A computational fluid dynamics study of heat loss from an offshore oil well

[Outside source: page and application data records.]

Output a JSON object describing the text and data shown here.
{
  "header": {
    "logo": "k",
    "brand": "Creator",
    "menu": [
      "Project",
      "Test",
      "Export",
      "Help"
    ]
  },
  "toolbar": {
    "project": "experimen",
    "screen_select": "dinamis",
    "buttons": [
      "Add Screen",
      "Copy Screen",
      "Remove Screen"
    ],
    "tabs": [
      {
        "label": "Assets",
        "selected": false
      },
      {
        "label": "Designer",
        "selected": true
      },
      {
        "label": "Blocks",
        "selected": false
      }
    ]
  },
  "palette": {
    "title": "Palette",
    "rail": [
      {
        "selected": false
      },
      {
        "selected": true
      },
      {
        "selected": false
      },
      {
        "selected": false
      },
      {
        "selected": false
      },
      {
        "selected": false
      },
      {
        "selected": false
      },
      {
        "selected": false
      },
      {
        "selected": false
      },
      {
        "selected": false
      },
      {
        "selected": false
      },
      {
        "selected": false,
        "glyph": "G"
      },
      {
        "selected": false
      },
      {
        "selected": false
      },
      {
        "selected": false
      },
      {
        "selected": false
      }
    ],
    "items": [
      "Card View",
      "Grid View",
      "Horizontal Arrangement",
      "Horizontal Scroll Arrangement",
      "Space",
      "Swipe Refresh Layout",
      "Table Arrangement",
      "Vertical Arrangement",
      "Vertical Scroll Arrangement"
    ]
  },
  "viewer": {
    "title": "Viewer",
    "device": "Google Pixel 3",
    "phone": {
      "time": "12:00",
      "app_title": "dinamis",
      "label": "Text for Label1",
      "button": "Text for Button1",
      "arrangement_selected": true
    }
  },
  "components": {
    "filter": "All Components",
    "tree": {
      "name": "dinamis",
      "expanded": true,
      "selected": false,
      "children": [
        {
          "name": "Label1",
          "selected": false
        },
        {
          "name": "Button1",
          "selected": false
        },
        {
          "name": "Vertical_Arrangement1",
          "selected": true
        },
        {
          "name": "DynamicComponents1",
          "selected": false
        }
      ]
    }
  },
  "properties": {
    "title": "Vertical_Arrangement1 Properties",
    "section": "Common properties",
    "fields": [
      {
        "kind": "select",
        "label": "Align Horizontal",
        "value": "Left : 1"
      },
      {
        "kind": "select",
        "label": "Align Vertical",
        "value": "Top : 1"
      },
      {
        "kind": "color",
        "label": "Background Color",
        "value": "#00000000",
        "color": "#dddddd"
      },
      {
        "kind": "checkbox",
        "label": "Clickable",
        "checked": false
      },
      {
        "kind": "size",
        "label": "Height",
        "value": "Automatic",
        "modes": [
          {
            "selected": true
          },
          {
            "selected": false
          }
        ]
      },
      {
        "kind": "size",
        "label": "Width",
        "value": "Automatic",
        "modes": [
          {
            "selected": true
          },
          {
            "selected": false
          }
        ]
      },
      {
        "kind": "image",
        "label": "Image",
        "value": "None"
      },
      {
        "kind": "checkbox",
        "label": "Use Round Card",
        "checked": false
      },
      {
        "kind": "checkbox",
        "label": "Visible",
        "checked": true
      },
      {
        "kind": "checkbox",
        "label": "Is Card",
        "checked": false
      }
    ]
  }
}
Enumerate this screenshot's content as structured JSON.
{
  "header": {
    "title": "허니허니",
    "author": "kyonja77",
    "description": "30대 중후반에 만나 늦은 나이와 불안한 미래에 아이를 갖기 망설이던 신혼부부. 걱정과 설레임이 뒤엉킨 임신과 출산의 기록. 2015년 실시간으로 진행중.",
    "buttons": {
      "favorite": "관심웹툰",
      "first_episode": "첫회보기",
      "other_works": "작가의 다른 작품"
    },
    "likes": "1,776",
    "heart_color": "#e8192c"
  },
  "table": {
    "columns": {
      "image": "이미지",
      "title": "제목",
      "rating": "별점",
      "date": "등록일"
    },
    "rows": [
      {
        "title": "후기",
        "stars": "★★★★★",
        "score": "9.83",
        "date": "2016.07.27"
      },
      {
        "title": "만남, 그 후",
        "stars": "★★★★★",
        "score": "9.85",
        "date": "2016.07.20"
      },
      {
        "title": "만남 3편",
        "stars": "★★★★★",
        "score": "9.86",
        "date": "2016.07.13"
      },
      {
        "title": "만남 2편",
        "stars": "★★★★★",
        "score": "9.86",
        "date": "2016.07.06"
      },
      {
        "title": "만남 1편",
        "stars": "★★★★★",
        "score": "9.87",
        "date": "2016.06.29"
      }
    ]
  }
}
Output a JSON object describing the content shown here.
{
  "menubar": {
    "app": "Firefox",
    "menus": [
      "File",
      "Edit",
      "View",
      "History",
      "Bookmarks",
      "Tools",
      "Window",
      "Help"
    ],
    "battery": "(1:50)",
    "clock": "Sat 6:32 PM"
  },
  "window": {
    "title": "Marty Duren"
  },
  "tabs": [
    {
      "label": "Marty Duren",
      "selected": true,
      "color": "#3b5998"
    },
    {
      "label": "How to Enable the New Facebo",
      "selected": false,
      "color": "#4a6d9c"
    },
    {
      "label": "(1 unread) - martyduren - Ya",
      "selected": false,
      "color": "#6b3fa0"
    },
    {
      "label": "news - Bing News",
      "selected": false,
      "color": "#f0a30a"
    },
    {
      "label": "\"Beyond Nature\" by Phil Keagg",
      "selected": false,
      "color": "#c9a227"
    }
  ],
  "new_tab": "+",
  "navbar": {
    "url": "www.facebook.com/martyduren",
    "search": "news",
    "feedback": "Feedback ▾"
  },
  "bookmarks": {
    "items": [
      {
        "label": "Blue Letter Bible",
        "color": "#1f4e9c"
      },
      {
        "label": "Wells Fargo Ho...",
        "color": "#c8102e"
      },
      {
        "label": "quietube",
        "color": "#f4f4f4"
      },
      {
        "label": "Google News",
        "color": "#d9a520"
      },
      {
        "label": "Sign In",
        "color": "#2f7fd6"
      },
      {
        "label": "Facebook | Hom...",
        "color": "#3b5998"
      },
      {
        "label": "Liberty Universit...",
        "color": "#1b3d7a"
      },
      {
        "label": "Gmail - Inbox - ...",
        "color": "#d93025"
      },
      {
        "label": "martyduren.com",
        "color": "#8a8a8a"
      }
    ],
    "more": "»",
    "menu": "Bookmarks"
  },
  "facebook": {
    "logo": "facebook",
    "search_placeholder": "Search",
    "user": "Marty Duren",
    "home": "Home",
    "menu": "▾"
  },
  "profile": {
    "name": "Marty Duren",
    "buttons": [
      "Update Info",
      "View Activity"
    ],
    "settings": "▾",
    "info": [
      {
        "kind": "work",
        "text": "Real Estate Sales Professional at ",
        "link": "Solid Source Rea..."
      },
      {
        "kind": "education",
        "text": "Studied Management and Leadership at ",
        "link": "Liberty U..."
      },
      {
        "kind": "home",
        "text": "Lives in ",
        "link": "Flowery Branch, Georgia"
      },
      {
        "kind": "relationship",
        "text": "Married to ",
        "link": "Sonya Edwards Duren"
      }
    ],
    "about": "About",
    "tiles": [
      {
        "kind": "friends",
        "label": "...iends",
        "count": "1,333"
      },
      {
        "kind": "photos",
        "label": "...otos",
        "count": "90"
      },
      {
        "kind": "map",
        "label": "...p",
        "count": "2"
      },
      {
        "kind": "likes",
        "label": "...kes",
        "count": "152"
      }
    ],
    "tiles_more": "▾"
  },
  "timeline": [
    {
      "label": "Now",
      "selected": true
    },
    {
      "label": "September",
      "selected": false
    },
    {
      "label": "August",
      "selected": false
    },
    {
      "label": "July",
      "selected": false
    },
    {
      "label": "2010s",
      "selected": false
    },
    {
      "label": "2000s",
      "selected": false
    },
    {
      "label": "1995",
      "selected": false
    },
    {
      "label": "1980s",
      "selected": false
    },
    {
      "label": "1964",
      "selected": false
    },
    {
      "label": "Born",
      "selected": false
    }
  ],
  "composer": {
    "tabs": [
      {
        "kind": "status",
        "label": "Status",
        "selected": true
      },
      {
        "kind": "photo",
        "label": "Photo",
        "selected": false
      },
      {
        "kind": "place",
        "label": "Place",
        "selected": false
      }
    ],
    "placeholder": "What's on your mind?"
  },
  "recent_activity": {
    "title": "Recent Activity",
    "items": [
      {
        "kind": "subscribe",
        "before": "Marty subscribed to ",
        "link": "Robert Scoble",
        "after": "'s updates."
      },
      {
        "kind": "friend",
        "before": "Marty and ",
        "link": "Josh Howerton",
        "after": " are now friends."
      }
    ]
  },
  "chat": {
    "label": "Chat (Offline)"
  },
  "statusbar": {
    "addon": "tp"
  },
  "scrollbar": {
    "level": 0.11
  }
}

Computational Fluid Dynamics (CFD) is used in this study to assess the influence of temperature-dependent oil viscosity and density on the flow of oil up the well, and therefore the amount of insulation required. CFD is a difficult tool to apply to flows where the grid aspect ratio is as high as it needs to be to accommodate the full length of an oil well with a realistic number of grid points. Each model was therefore intensive in terms of computational effort and time. This study shows that by allowing oil viscosity and density to vary with temperature in a 2150 m vertical well with no insulation, the production output is significantly affected. The drop in production output is approximately 3% when oil viscosity varies with temperature, but when coupled with temperature-dependent density the loss in production increases to 22%. Ten CFD models, each with a different value of insulation heat transmission coefficient lying in the range 0.35 Wm-2K-1 to 16900 Wm-2K-1, are used to establish the temperature drop between riser inlet and outlet. The results obtained allow an operator to select an appropriate insulation based on the allowable temperature drop up the well, assuming all other properties are equal. The completion fluid region is situated outside the oil flow, tubing and insulation. The fluid is stationary which suggests that natural convection currents are present. Seven CFD models with annulus heights ranging from 1 m to 64 m are used to detect these currents, and assess the effectiveness of water as an insulating completion fluid. This thesis establishes that the natural convection currents do not split into multiple cells, but remain mono-cellular when the Grashof number is approximately 1x108 and the Prandtl number is 2.3. This work also shows that heat loss due to natural convection from the completion fluid is an important contributory factor to the overall heat loss from a well, dependent on the well height.